* _DIRECTIONS_
Drop the images; return everything else in the listing below exactly.

* _SOURCE INFORMATION_
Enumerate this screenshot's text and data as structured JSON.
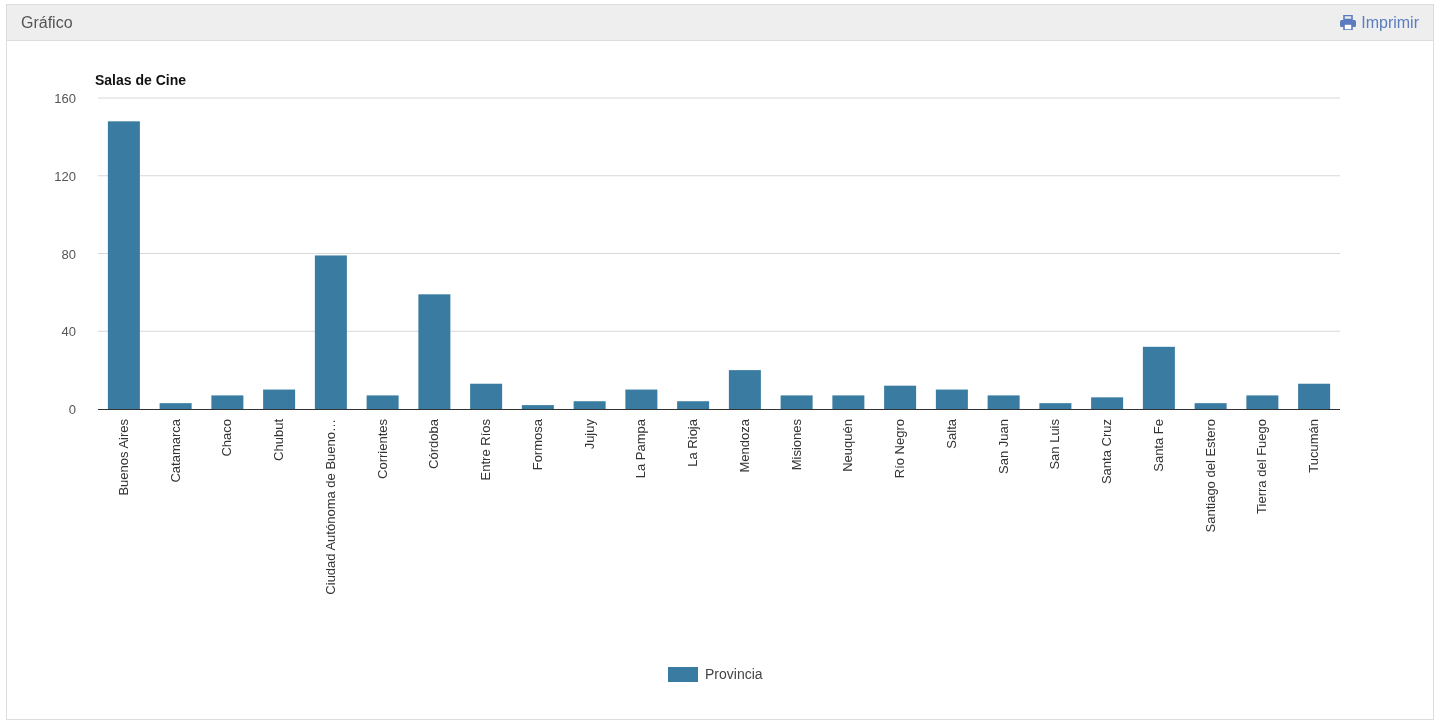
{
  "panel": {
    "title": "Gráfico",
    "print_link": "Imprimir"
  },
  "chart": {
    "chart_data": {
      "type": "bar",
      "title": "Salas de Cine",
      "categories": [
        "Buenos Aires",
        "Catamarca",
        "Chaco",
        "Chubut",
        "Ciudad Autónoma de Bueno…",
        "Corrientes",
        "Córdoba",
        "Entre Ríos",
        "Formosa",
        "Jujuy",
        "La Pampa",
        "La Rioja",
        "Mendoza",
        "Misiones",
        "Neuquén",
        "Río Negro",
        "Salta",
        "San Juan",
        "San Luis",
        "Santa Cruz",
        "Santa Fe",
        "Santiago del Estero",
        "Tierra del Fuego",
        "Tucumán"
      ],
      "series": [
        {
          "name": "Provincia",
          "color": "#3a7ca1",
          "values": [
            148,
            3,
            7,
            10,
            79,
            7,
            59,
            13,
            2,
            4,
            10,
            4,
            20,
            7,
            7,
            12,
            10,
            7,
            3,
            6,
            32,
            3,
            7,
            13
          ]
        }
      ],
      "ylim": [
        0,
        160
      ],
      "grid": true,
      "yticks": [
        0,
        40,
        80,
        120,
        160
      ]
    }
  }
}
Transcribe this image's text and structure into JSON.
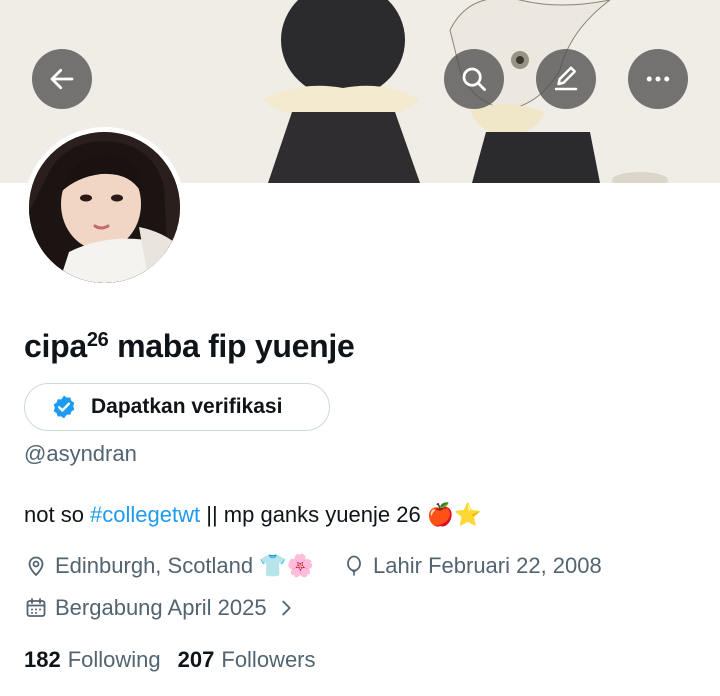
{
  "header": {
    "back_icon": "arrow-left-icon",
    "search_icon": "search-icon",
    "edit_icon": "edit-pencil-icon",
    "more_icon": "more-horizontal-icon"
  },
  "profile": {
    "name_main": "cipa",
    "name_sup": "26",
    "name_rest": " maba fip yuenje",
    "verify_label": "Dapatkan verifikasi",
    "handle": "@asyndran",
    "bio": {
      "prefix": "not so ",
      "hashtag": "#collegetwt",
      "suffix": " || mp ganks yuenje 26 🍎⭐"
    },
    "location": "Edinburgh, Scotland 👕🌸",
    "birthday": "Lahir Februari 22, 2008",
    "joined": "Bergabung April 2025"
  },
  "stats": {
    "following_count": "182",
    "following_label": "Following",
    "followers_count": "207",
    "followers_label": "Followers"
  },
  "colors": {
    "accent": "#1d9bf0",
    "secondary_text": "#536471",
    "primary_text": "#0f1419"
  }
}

* _OUTPUT_
Enumerate this screenshot's text and data as structured JSON.
{
  "panel": {
    "title": "Gráfico",
    "print_link": "Imprimir"
  },
  "chart": {
    "chart_data": {
      "type": "bar",
      "title": "Salas de Cine",
      "categories": [
        "Buenos Aires",
        "Catamarca",
        "Chaco",
        "Chubut",
        "Ciudad Autónoma de Bueno…",
        "Corrientes",
        "Córdoba",
        "Entre Ríos",
        "Formosa",
        "Jujuy",
        "La Pampa",
        "La Rioja",
        "Mendoza",
        "Misiones",
        "Neuquén",
        "Río Negro",
        "Salta",
        "San Juan",
        "San Luis",
        "Santa Cruz",
        "Santa Fe",
        "Santiago del Estero",
        "Tierra del Fuego",
        "Tucumán"
      ],
      "series": [
        {
          "name": "Provincia",
          "color": "#3a7ca1",
          "values": [
            148,
            3,
            7,
            10,
            79,
            7,
            59,
            13,
            2,
            4,
            10,
            4,
            20,
            7,
            7,
            12,
            10,
            7,
            3,
            6,
            32,
            3,
            7,
            13
          ]
        }
      ],
      "ylim": [
        0,
        160
      ],
      "grid": true,
      "yticks": [
        0,
        40,
        80,
        120,
        160
      ]
    }
  }
}
Transcribe this image's text and structure into JSON.
{
  "header": {
    "back_icon": "arrow-left-icon",
    "search_icon": "search-icon",
    "edit_icon": "edit-pencil-icon",
    "more_icon": "more-horizontal-icon"
  },
  "profile": {
    "name_main": "cipa",
    "name_sup": "26",
    "name_rest": " maba fip yuenje",
    "verify_label": "Dapatkan verifikasi",
    "handle": "@asyndran",
    "bio": {
      "prefix": "not so ",
      "hashtag": "#collegetwt",
      "suffix": " || mp ganks yuenje 26 🍎⭐"
    },
    "location": "Edinburgh, Scotland 👕🌸",
    "birthday": "Lahir Februari 22, 2008",
    "joined": "Bergabung April 2025"
  },
  "stats": {
    "following_count": "182",
    "following_label": "Following",
    "followers_count": "207",
    "followers_label": "Followers"
  },
  "colors": {
    "accent": "#1d9bf0",
    "secondary_text": "#536471",
    "primary_text": "#0f1419"
  }
}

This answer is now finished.